Provided records:
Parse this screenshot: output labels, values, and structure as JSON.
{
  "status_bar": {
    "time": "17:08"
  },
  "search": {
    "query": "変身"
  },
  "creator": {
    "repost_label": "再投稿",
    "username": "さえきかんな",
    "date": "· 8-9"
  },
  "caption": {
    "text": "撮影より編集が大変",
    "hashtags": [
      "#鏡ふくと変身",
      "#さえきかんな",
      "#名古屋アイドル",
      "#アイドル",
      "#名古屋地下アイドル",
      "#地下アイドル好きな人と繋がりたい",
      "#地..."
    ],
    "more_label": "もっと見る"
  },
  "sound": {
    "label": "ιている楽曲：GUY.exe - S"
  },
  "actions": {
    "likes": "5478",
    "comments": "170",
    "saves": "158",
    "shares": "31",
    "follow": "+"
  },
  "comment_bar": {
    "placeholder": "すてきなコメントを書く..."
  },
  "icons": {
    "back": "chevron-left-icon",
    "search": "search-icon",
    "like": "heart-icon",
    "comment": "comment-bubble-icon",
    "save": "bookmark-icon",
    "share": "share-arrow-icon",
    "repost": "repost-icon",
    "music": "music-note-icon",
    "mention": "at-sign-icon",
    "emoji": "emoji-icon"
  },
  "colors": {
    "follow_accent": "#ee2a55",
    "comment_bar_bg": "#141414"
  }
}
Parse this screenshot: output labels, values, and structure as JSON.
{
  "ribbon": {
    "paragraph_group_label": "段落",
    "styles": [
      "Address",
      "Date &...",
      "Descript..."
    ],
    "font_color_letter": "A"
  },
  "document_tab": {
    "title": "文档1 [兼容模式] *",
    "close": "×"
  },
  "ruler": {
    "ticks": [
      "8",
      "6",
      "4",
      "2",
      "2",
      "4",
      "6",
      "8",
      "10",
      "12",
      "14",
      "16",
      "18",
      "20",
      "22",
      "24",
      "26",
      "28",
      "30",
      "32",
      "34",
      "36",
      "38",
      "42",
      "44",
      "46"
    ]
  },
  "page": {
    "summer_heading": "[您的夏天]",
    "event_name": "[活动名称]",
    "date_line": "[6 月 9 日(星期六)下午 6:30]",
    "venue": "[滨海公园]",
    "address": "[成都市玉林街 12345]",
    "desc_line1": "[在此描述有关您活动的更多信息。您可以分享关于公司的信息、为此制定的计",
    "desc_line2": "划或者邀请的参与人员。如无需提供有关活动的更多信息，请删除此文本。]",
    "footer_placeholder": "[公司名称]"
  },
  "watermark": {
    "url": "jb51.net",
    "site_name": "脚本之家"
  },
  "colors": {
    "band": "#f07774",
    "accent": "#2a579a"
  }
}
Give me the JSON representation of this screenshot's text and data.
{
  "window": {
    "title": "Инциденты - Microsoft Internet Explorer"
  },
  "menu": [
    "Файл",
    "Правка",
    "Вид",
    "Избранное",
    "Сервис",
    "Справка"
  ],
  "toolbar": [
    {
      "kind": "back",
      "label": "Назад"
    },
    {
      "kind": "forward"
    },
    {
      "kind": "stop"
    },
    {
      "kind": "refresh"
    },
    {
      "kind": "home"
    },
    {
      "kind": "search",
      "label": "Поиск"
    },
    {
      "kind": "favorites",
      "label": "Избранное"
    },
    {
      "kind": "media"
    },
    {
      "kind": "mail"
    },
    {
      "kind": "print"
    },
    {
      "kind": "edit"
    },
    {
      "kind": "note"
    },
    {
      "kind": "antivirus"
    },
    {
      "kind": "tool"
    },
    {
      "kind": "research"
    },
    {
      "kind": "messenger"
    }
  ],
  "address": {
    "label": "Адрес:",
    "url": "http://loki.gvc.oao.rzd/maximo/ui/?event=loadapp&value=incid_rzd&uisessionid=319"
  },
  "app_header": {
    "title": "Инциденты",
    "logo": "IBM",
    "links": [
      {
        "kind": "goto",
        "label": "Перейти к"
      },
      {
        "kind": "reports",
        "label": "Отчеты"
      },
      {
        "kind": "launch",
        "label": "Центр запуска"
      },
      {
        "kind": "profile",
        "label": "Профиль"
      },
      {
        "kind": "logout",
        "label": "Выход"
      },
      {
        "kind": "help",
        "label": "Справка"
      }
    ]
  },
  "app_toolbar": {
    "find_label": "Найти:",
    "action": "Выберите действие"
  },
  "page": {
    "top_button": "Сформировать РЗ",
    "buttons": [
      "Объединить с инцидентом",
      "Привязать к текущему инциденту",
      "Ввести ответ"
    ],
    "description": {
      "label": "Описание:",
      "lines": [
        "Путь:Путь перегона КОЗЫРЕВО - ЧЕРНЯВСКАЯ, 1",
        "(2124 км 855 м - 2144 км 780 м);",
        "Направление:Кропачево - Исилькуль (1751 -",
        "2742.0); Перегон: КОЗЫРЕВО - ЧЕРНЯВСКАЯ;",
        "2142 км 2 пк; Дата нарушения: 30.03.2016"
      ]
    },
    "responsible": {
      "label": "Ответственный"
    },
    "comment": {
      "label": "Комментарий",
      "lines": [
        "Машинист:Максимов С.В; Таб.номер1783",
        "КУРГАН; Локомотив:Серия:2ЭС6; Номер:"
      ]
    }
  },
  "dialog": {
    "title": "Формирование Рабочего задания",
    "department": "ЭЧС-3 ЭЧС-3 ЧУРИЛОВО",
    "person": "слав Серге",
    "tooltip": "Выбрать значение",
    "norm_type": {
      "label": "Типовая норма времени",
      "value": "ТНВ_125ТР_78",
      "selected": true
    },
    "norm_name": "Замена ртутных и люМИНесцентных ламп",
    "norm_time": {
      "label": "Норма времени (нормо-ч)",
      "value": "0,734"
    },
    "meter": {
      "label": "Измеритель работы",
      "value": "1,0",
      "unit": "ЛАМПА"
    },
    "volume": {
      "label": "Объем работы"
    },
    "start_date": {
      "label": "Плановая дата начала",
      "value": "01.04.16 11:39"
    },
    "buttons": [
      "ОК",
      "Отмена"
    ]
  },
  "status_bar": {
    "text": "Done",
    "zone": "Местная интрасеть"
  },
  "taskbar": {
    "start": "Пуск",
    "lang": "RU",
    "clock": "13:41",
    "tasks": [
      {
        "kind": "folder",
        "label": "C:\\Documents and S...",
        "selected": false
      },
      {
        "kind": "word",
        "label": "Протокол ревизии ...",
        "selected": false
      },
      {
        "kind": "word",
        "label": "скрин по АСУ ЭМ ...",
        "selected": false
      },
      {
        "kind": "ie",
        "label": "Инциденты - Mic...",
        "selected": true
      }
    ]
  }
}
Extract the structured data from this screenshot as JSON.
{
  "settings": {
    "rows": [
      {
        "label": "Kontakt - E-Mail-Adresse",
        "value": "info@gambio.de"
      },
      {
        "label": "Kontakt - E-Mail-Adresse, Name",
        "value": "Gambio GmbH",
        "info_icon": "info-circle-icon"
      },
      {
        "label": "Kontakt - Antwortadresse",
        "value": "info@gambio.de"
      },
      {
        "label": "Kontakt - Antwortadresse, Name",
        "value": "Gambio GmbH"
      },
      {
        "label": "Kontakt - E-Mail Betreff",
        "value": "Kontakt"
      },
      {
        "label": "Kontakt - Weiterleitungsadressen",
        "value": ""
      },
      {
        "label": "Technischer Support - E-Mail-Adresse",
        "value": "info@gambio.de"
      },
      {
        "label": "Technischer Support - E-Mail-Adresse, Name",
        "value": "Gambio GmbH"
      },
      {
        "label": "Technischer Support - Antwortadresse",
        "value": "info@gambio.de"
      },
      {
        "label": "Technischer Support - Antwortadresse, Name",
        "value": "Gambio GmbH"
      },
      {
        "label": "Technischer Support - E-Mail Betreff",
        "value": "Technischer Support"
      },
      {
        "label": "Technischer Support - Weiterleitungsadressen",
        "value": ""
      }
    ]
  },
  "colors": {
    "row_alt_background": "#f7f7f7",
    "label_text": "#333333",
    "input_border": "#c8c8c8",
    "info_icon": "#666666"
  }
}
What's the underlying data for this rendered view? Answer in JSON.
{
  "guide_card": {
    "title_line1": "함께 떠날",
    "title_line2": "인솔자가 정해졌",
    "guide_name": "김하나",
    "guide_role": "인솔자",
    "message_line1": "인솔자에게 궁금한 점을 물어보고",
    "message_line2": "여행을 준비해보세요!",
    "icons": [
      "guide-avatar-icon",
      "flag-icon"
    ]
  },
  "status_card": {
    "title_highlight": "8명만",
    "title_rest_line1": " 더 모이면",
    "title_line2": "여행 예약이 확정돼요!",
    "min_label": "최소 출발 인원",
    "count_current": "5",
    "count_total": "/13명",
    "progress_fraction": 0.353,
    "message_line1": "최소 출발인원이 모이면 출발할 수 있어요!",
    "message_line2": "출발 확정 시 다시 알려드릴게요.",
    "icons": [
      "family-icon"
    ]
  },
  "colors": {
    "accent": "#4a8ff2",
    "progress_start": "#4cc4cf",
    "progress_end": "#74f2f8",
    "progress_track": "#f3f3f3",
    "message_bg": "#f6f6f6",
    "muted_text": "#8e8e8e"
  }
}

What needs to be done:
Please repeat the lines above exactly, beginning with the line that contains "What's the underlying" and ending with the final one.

Answer for this exercise:
What's the underlying data for this rendered view? Answer in JSON.
{
  "guide_card": {
    "title_line1": "함께 떠날",
    "title_line2": "인솔자가 정해졌",
    "guide_name": "김하나",
    "guide_role": "인솔자",
    "message_line1": "인솔자에게 궁금한 점을 물어보고",
    "message_line2": "여행을 준비해보세요!",
    "icons": [
      "guide-avatar-icon",
      "flag-icon"
    ]
  },
  "status_card": {
    "title_highlight": "8명만",
    "title_rest_line1": " 더 모이면",
    "title_line2": "여행 예약이 확정돼요!",
    "min_label": "최소 출발 인원",
    "count_current": "5",
    "count_total": "/13명",
    "progress_fraction": 0.353,
    "message_line1": "최소 출발인원이 모이면 출발할 수 있어요!",
    "message_line2": "출발 확정 시 다시 알려드릴게요.",
    "icons": [
      "family-icon"
    ]
  },
  "colors": {
    "accent": "#4a8ff2",
    "progress_start": "#4cc4cf",
    "progress_end": "#74f2f8",
    "progress_track": "#f3f3f3",
    "message_bg": "#f6f6f6",
    "muted_text": "#8e8e8e"
  }
}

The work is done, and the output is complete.